Orson Bean and Alley Mills in their autobiographical show “Alright Then.” (Jeff Lorch)
Steering the autobiographical stage show “Alright Then” toward its wrap-up, Orson Bean reaches toward his wife, Alley Mills, and grasps her hand as he announces that what he most wants to tell the audience about is “the miracle — and I do mean miracle — of how on earth you wound up saying yes to me.”
“Miracle” is indeed the right word because it connotes gratitude, a feeling that these showbiz veterans display throughout 80 heartwarming, soul-nurturing minutes at Pacific Resident Theatre in Venice.
Familiarity with Bean and Mills is by no means necessary to enjoy their jointly crafted show, though some YouTube research beforehand might be fun. (For him, try “The Tonight Show”; for her, “The Wonder Years.”) Nor do you need to have seen his autobiographical stage show “Safe at Home,” to which this could be considered a companion piece.
All it takes to feel as if you’ve known them forever is to experience their smiles as they enter the stage.
He’s 89, with snowy hair; she’s 22 years younger and radiantly blond.
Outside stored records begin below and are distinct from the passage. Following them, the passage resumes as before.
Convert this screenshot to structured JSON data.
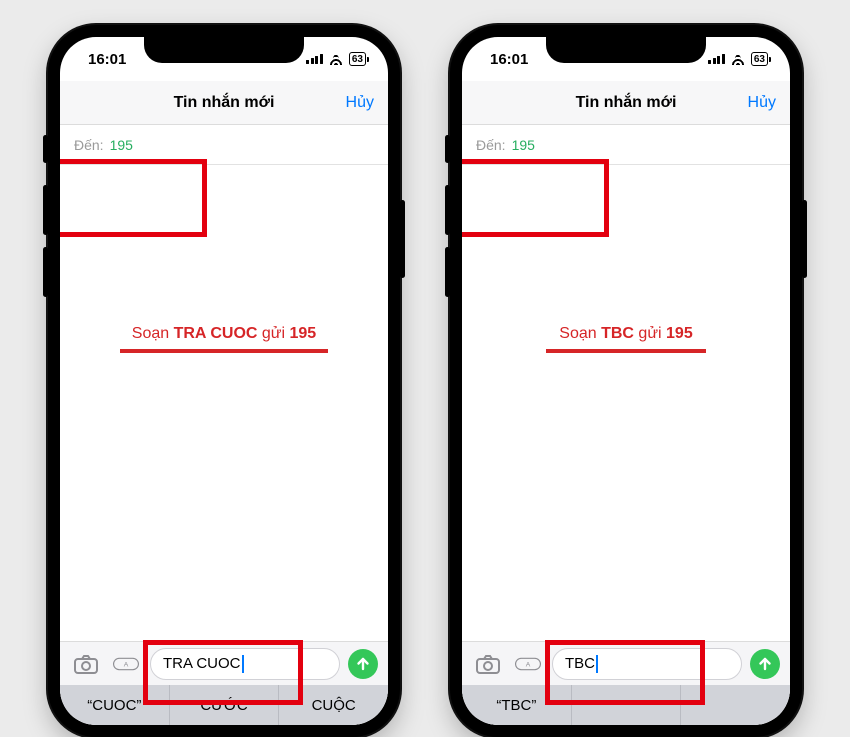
{
  "phones": [
    {
      "status": {
        "time": "16:01",
        "battery": "63"
      },
      "nav": {
        "title": "Tin nhắn mới",
        "cancel": "Hủy"
      },
      "recipient": {
        "label": "Đến:",
        "value": "195"
      },
      "annotation": {
        "prefix": "Soạn ",
        "cmd": "TRA CUOC",
        "middle": " gửi ",
        "num": "195",
        "underline_width": 208
      },
      "compose": {
        "text": "TRA CUOC"
      },
      "suggestions": [
        "“CUOC”",
        "CƯỚC",
        "CUỘC"
      ]
    },
    {
      "status": {
        "time": "16:01",
        "battery": "63"
      },
      "nav": {
        "title": "Tin nhắn mới",
        "cancel": "Hủy"
      },
      "recipient": {
        "label": "Đến:",
        "value": "195"
      },
      "annotation": {
        "prefix": "Soạn ",
        "cmd": "TBC",
        "middle": " gửi ",
        "num": "195",
        "underline_width": 160
      },
      "compose": {
        "text": "TBC"
      },
      "suggestions": [
        "“TBC”",
        "",
        ""
      ]
    }
  ]
}
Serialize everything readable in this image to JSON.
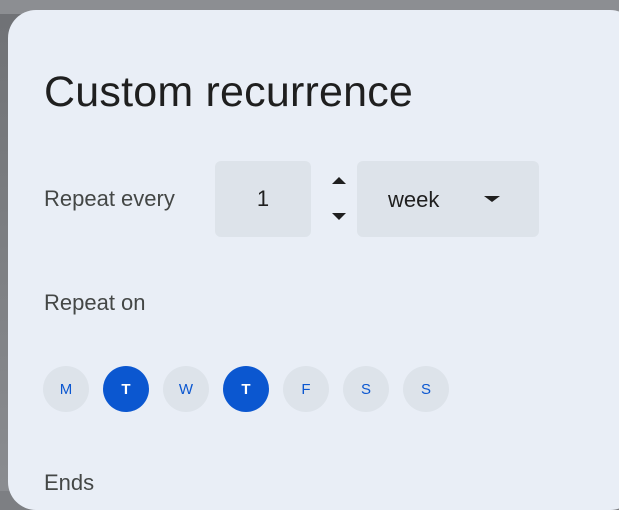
{
  "dialog": {
    "title": "Custom recurrence",
    "repeat_every": {
      "label": "Repeat every",
      "value": "1",
      "unit": "week",
      "stepper_up_icon": "arrow-up-icon",
      "stepper_down_icon": "arrow-down-icon",
      "dropdown_icon": "caret-down-icon"
    },
    "repeat_on": {
      "label": "Repeat on",
      "days": [
        {
          "label": "M",
          "selected": false
        },
        {
          "label": "T",
          "selected": true
        },
        {
          "label": "W",
          "selected": false
        },
        {
          "label": "T",
          "selected": true
        },
        {
          "label": "F",
          "selected": false
        },
        {
          "label": "S",
          "selected": false
        },
        {
          "label": "S",
          "selected": false
        }
      ]
    },
    "ends": {
      "label": "Ends"
    }
  },
  "colors": {
    "dialog_background": "#e9eef6",
    "field_background": "#dde3ea",
    "accent": "#0b57d0",
    "text": "#1f1f1f",
    "secondary_text": "#444746"
  }
}
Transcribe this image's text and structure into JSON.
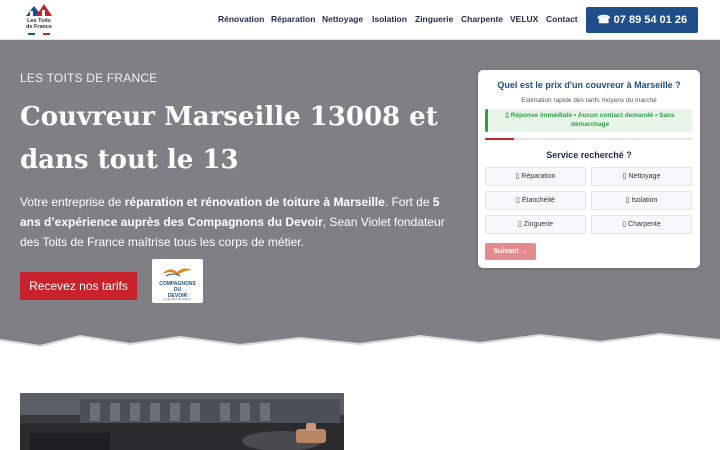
{
  "header": {
    "logo_line1": "Les Toits",
    "logo_line2": "de France",
    "nav": [
      "Rénovation",
      "Réparation",
      "Nettoyage",
      "Isolation",
      "Zinguerie",
      "Charpente",
      "VELUX",
      "Contact"
    ],
    "phone": "☎ 07 89 54 01 26"
  },
  "hero": {
    "kicker": "LES TOITS DE FRANCE",
    "title": "Couvreur Marseille 13008 et dans tout le 13",
    "desc_part1": "Votre entreprise de ",
    "desc_bold1": "réparation et rénovation de toiture à Marseille",
    "desc_part2": ". Fort de ",
    "desc_bold2": "5 ans d’expérience auprès des Compagnons du Devoir",
    "desc_part3": ", Sean Violet fondateur des Toits de France maîtrise tous les corps de métier.",
    "cta": "Recevez nos tarifs",
    "badge_line1": "COMPAGNONS",
    "badge_line2": "DU",
    "badge_line3": "DEVOIR",
    "badge_small": "et du Tour de France"
  },
  "form": {
    "title": "Quel est le prix d'un couvreur à Marseille ?",
    "subtitle": "Estimation rapide des tarifs moyens du marché",
    "alert": "▯ Réponse immédiate • Aucun contact demandé • Sans démarchage",
    "progress": 0.14,
    "service_title": "Service recherché ?",
    "options": [
      "▯ Réparation",
      "▯ Nettoyage",
      "▯ Étanchéité",
      "▯ Isolation",
      "▯ Zinguerie",
      "▯ Charpente"
    ],
    "next": "Suivant →"
  },
  "colors": {
    "brand_blue": "#1f4f8a",
    "cta_red": "#c8232c",
    "hero_gray": "#7f7f86",
    "success_green": "#2e9e4a"
  }
}
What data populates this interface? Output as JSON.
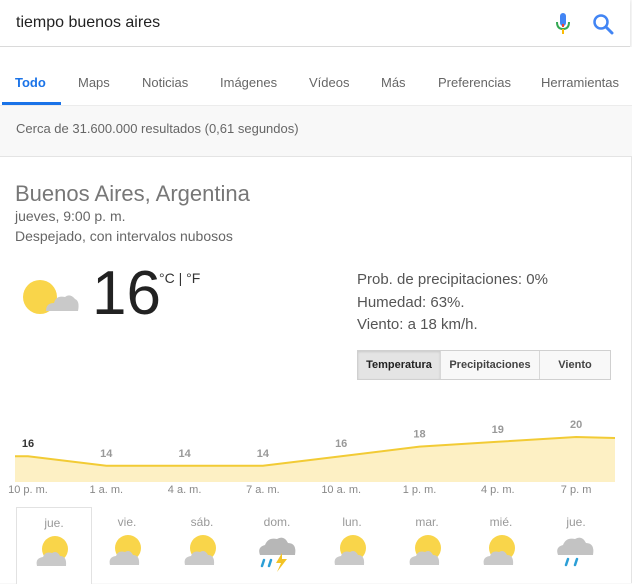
{
  "search": {
    "query": "tiempo buenos aires"
  },
  "tabs": [
    {
      "label": "Todo",
      "active": true
    },
    {
      "label": "Maps"
    },
    {
      "label": "Noticias"
    },
    {
      "label": "Imágenes"
    },
    {
      "label": "Vídeos"
    },
    {
      "label": "Más"
    },
    {
      "label": "Preferencias"
    },
    {
      "label": "Herramientas"
    }
  ],
  "results": {
    "count": "Cerca de 31.600.000 resultados (0,61 segundos)"
  },
  "weather": {
    "location": "Buenos Aires, Argentina",
    "datetime": "jueves, 9:00 p. m.",
    "condition": "Despejado, con intervalos nubosos",
    "temperature": "16",
    "unit_c": "°C",
    "unit_sep": " | ",
    "unit_f": "°F",
    "precipitation": "Prob. de precipitaciones: 0%",
    "humidity": "Humedad: 63%.",
    "wind": "Viento: a 18 km/h.",
    "toggle": [
      "Temperatura",
      "Precipitaciones",
      "Viento"
    ],
    "icon": "partly-cloudy-icon"
  },
  "chart_data": {
    "type": "area",
    "x": [
      "10 p. m.",
      "1 a. m.",
      "4 a. m.",
      "7 a. m.",
      "10 a. m.",
      "1 p. m.",
      "4 p. m.",
      "7 p. m"
    ],
    "values": [
      16,
      14,
      14,
      14,
      16,
      18,
      19,
      20
    ],
    "fill_color": "#fdf0c4",
    "line_color": "#f2cb35"
  },
  "days": [
    {
      "label": "jue.",
      "icon": "partly-cloudy-icon",
      "active": true
    },
    {
      "label": "vie.",
      "icon": "partly-cloudy-icon"
    },
    {
      "label": "sáb.",
      "icon": "partly-cloudy-icon"
    },
    {
      "label": "dom.",
      "icon": "thunderstorm-icon"
    },
    {
      "label": "lun.",
      "icon": "partly-cloudy-icon"
    },
    {
      "label": "mar.",
      "icon": "partly-cloudy-icon"
    },
    {
      "label": "mié.",
      "icon": "partly-cloudy-icon"
    },
    {
      "label": "jue.",
      "icon": "rain-icon"
    }
  ]
}
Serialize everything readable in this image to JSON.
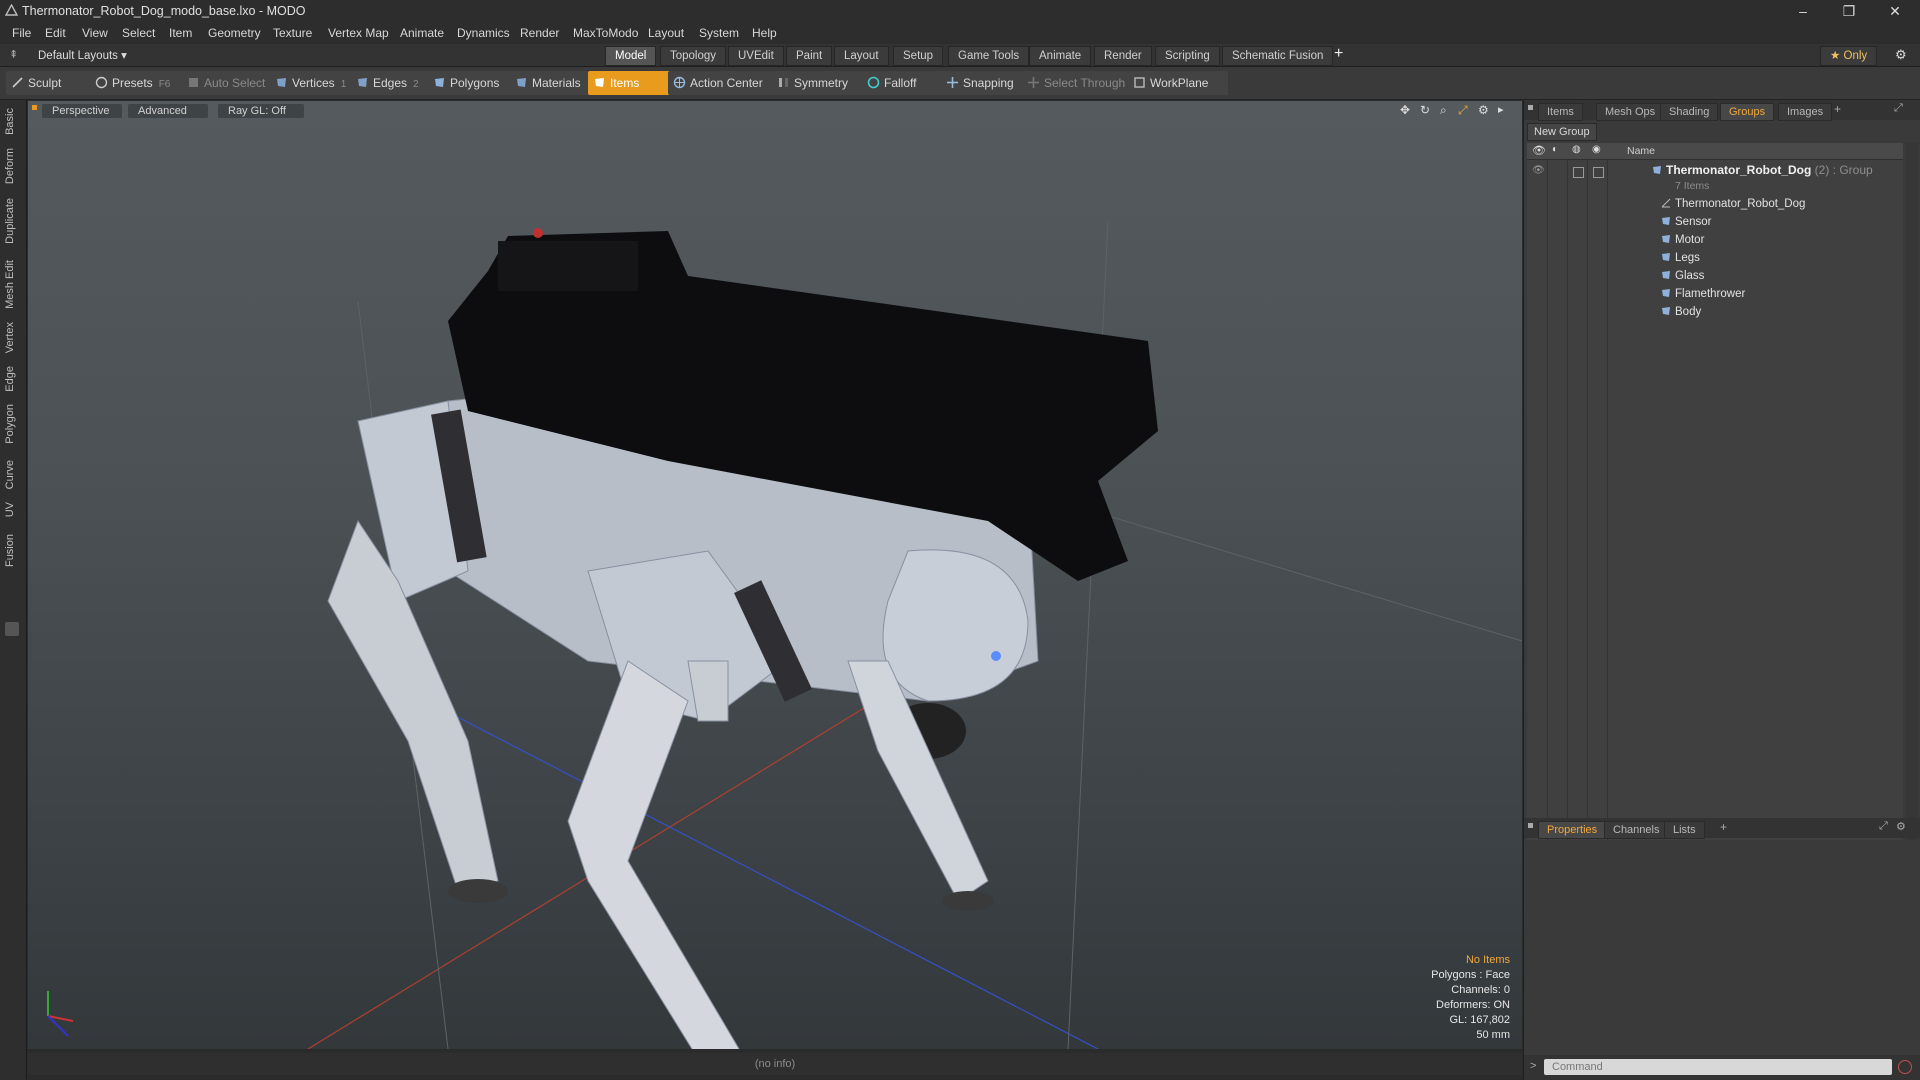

Bean acknowledges that when they’re out together, he’ll occasionally notice a passerby studying them, wondering, “How the hell did he get her?” From the happiness they radiate, however, we can see how ridiculous such preconceptions are.
Still, there is the sheer improbability on this planet of 7.6 billion people of any two people meeting and being just right for each other.
In their childhood homes, neither was provided a particularly good model for marriage. As a result, Bean was forced to grow up much too fast and Mills went through a rebellious phase. Back and forth, Bean and Mills reach into their separate histories to recall formative events, with the other helping to narrate or slipping into the scene to portray a supporting character.
For years he was haunted by a sin of omission, she by an assault. The effort of reliving these moments is visible in their bodies, but then they cast their demons aside and seem to emerge lighter on the other side — a live exorcism, of sorts.
Sadness never lasts long, though. These two much prefer jokes and funny faces, and Bean, especially, tends to burst into song.
The memorable figures who emerge are not the Hollywood stars the couple have known, but such personally important figures as Mills’ longtime nanny, who materializes before our astonished eyes as Mills channels the caregiver’s joyful rendition of “Jesus Loves Me,” punctuated by claps and stomps.
The storytelling feels spontaneous, even though it is meticulously shaped and paced under Guillermo Cienfuegos’ direction. Above all, genuineness is this show’s special magic — laughter, pecking kisses, grateful tears.
A quarter-century into their marriage, Bean and Mills are eager to show us how happy and thankful they are. Watch and learn.
♦ ♦ ♦ ♦ ♦ ♦ ♦ ♦ ♦ ♦
Where: Pacific Resident Theatre, 703 Venice Blvd., Venice
When: 8 p.m. Thursdays to Saturdays, 3 p.m. Sundays; ends March 25
Info: (310) 822-8392, www.pacificresidenttheatre.com
Running time: 1 hour, 20 minutes